▸ WHAT TO WORK ON: What you return must match the records word for word, except that images are dropped.

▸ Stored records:
_ _ _ _
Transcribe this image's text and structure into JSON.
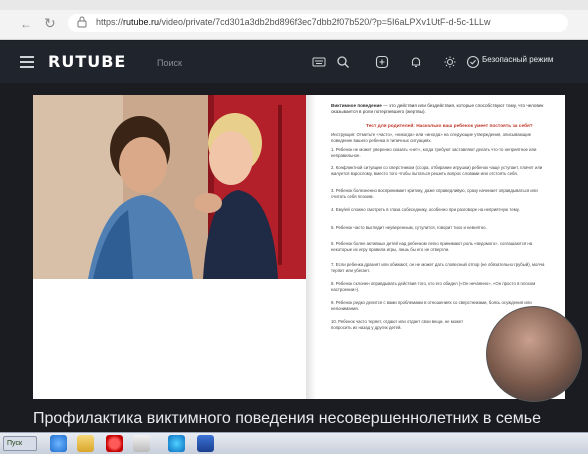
{
  "browser": {
    "url_prefix": "https://",
    "url_domain": "rutube.ru",
    "url_path": "/video/private/7cd301a3db2bd896f3ec7dbb2f07b520/?p=5I6aLPXv1UtF-d-5c-1LLw"
  },
  "header": {
    "logo": "RUTUBE",
    "search_placeholder": "Поиск",
    "safe_mode_label": "Безопасный режим"
  },
  "document": {
    "intro_bold": "Виктимное поведение",
    "intro_text": " — это действия или бездействия, которые способствуют тому, что человек оказывается в роли потерпевшего (жертвы).",
    "section_title": "Тест для родителей: Насколько ваш ребенок умеет постоять за себя?",
    "instruction": "Инструкция: Отметьте «часто», «никогда» или «иногда» на следующие утверждения, описывающие поведение вашего ребенка в типичных ситуациях.",
    "items": [
      "1. Ребенок не может уверенно сказать «нет», когда требуют заставляют делать что-то неприятное или неправильное.",
      "2. Конфликтной ситуации со сверстником (ссора, отбирание игрушки) ребенок чаще уступает, плачет или жалуется взрослому, вместо того чтобы пытаться решить вопрос словами или отстоять себя.",
      "3. Ребенок болезненно воспринимает критику, даже справедливую, сразу начинает оправдываться или считать себя плохим.",
      "4. Ему/ей сложно смотреть в глаза собеседнику, особенно при разговоре на неприятную тему.",
      "5. Ребенок часто выглядит неуверенным, сутулится, говорит тихо и невнятно.",
      "6. Ребенок более активных детей над ребенком легко принимают роль «ведомого», соглашаются на некоторые их игру правила игры, лишь бы его не отвергли.",
      "7. Если ребенка дразнят или обижают, он не может дать словесный отпор (не обязательно грубый), молча терпит или убегает.",
      "8. Ребенок склонен оправдывать действия того, кто его обидел («Он нечаянно», «Он просто в плохом настроении»).",
      "9. Ребенок редко делится с вами проблемами в отношениях со сверстниками, боясь осуждения или непонимания.",
      "10. Ребенок часто теряет, отдают или отдает свои вещи, не может попросить их назад у других детей."
    ]
  },
  "video_title": "Профилактика виктимного поведения несовершеннолетних в семье",
  "taskbar": {
    "start_label": "Пуск"
  }
}
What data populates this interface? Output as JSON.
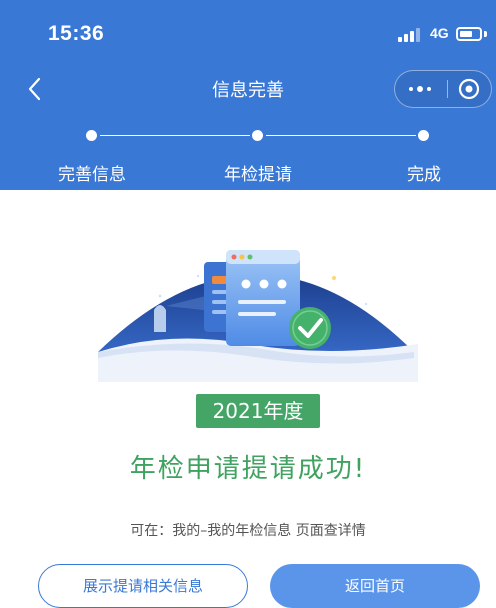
{
  "status_bar": {
    "time": "15:36",
    "network": "4G"
  },
  "nav": {
    "title": "信息完善"
  },
  "steps": [
    {
      "label": "完善信息"
    },
    {
      "label": "年检提请"
    },
    {
      "label": "完成"
    }
  ],
  "result": {
    "year_badge": "2021年度",
    "title": "年检申请提请成功!",
    "hint": "可在：我的–我的年检信息 页面查详情"
  },
  "buttons": {
    "show_info": "展示提请相关信息",
    "back_home": "返回首页"
  },
  "colors": {
    "primary": "#3a78d6",
    "success": "#44a566",
    "button": "#5b95ea"
  }
}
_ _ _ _
▸ TASK RESPONSE:
Transcribe this image's text and structure into JSON.
{
  "browser": {
    "url_prefix": "https://",
    "url_domain": "rutube.ru",
    "url_path": "/video/private/7cd301a3db2bd896f3ec7dbb2f07b520/?p=5I6aLPXv1UtF-d-5c-1LLw"
  },
  "header": {
    "logo": "RUTUBE",
    "search_placeholder": "Поиск",
    "safe_mode_label": "Безопасный режим"
  },
  "document": {
    "intro_bold": "Виктимное поведение",
    "intro_text": " — это действия или бездействия, которые способствуют тому, что человек оказывается в роли потерпевшего (жертвы).",
    "section_title": "Тест для родителей: Насколько ваш ребенок умеет постоять за себя?",
    "instruction": "Инструкция: Отметьте «часто», «никогда» или «иногда» на следующие утверждения, описывающие поведение вашего ребенка в типичных ситуациях.",
    "items": [
      "1. Ребенок не может уверенно сказать «нет», когда требуют заставляют делать что-то неприятное или неправильное.",
      "2. Конфликтной ситуации со сверстником (ссора, отбирание игрушки) ребенок чаще уступает, плачет или жалуется взрослому, вместо того чтобы пытаться решить вопрос словами или отстоять себя.",
      "3. Ребенок болезненно воспринимает критику, даже справедливую, сразу начинает оправдываться или считать себя плохим.",
      "4. Ему/ей сложно смотреть в глаза собеседнику, особенно при разговоре на неприятную тему.",
      "5. Ребенок часто выглядит неуверенным, сутулится, говорит тихо и невнятно.",
      "6. Ребенок более активных детей над ребенком легко принимают роль «ведомого», соглашаются на некоторые их игру правила игры, лишь бы его не отвергли.",
      "7. Если ребенка дразнят или обижают, он не может дать словесный отпор (не обязательно грубый), молча терпит или убегает.",
      "8. Ребенок склонен оправдывать действия того, кто его обидел («Он нечаянно», «Он просто в плохом настроении»).",
      "9. Ребенок редко делится с вами проблемами в отношениях со сверстниками, боясь осуждения или непонимания.",
      "10. Ребенок часто теряет, отдают или отдает свои вещи, не может попросить их назад у других детей."
    ]
  },
  "video_title": "Профилактика виктимного поведения несовершеннолетних в семье",
  "taskbar": {
    "start_label": "Пуск"
  }
}
What data populates this interface? Output as JSON.
{
  "status_bar": {
    "time": "15:36",
    "network": "4G"
  },
  "nav": {
    "title": "信息完善"
  },
  "steps": [
    {
      "label": "完善信息"
    },
    {
      "label": "年检提请"
    },
    {
      "label": "完成"
    }
  ],
  "result": {
    "year_badge": "2021年度",
    "title": "年检申请提请成功!",
    "hint": "可在：我的–我的年检信息 页面查详情"
  },
  "buttons": {
    "show_info": "展示提请相关信息",
    "back_home": "返回首页"
  },
  "colors": {
    "primary": "#3a78d6",
    "success": "#44a566",
    "button": "#5b95ea"
  }
}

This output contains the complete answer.